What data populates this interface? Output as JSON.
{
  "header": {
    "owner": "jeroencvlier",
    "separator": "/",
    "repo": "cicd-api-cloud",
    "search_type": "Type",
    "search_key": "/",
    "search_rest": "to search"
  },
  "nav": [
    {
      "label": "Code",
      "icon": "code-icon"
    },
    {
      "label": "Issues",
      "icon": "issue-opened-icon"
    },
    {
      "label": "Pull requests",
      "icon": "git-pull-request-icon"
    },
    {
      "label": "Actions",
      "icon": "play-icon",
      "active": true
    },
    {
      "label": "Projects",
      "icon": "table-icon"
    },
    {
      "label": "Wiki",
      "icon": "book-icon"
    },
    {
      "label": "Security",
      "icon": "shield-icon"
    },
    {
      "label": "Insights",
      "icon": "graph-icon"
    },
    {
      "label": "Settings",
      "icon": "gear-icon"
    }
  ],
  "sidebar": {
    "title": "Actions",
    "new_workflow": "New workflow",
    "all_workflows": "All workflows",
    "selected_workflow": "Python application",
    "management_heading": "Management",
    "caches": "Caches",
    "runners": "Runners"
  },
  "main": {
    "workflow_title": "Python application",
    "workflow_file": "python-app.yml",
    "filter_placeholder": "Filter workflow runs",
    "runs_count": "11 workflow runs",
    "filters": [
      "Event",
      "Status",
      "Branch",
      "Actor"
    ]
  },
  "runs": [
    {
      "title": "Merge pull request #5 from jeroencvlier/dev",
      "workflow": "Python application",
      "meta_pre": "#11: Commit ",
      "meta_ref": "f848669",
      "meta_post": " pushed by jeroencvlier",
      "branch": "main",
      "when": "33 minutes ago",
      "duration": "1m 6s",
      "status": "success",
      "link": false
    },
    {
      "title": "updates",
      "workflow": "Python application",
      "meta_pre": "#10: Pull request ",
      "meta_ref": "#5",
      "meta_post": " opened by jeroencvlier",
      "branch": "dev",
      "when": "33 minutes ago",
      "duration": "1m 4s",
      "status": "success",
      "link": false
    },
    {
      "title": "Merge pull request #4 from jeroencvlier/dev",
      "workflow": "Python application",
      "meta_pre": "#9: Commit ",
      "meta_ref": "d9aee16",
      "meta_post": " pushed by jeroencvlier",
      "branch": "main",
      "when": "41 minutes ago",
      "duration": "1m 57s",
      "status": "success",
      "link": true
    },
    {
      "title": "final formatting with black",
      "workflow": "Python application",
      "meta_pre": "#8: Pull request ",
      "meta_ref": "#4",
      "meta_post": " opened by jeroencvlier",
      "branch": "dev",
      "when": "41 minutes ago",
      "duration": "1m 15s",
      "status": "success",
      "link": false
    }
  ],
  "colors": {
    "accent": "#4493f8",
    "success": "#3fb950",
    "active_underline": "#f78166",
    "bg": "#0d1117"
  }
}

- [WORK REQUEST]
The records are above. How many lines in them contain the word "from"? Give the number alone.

- [TASK OUTPUT]
2